Ultimately, modes work together, so look for smart handoffs from one to the other. Looking back at the coffee example, we can see below how the coffee might be the same, but what you are looking for from the experience is different. For example, once you’ve discovered your favorite blend through samples and tastings, make it easy to switch from an exploratory mode to a subscription mode, shifting from “seek” to “collect.”


Curious to learn more? Our Blend Space approach combines modes, channels and journeys to create a holistic retail experience. Send us a note to understand how this approach can help you better meet your customers where they are today and tomorrow.

Photo by Tristan Colangelo on Unsplash

filed in: restaurants & retail , customer experience
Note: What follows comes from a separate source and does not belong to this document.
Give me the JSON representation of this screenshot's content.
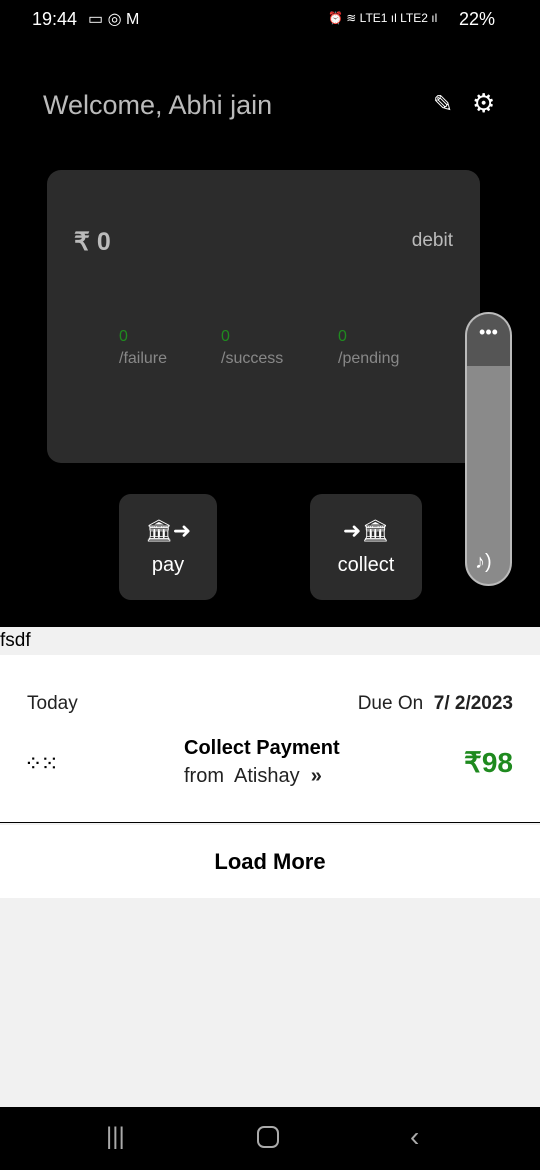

About the Author

  • Sleeper Buck
    Buck Sleeper

    Buck Sleeper is an experience designer at the global design and innovation firm EPAM Continuum, working broadly to understand the needs and behaviors of humans, identify disruptive opportunities for businesses and institutions, and forge alignment within organizations to drive real change and implementation. Buck is obsessed with crafting a future that is inclusive, sustainable, and optimistic. He leads the Restaurants and Retail Vertical at EPAM Continuum, drawing from his diverse background of projects in education, healthcare, financial services, civic design, and connected devices to transform the future of shopping and eating.

    Buck is trained as an architect, previously holding positions at Skidmore Owings and Merrill, Kennedy Violich Architects, and Howeler Yoon Architects. Buck earned his master of architecture at MIT in Cambridge, and holds a bachelor of arts from Middlebury College in Vermont. He lives just outside of Boston.

  • Megan Welker
    Megan Welker

    Megan is a design strategist who tells human-centered stories and creates experiences tailored to life’s simple desires. Megan identifies human motivations, translates them into insights, and answers the important question of “So what now?” She lives between the deep messy world of qualitative research and the structured broad world of quantitative testing. She has stepped into the shoes of interesting strangers across the world, with the one guiding principle of finding their truth. When she is not curiously dissecting the world around her, she is an opera singer. If you ask her to sing, she’ll probably do it.

    Prior to EPAM Continuum, Megan was a consumer market strategist and product design engineer for P&G. She worked to improve retention and career satisfaction of Millennial as well as minority employees. She improved global brand sentiment through analysis of Gillette’s digital content and communication strategy and uncovered insight into consumer preferences and behaviors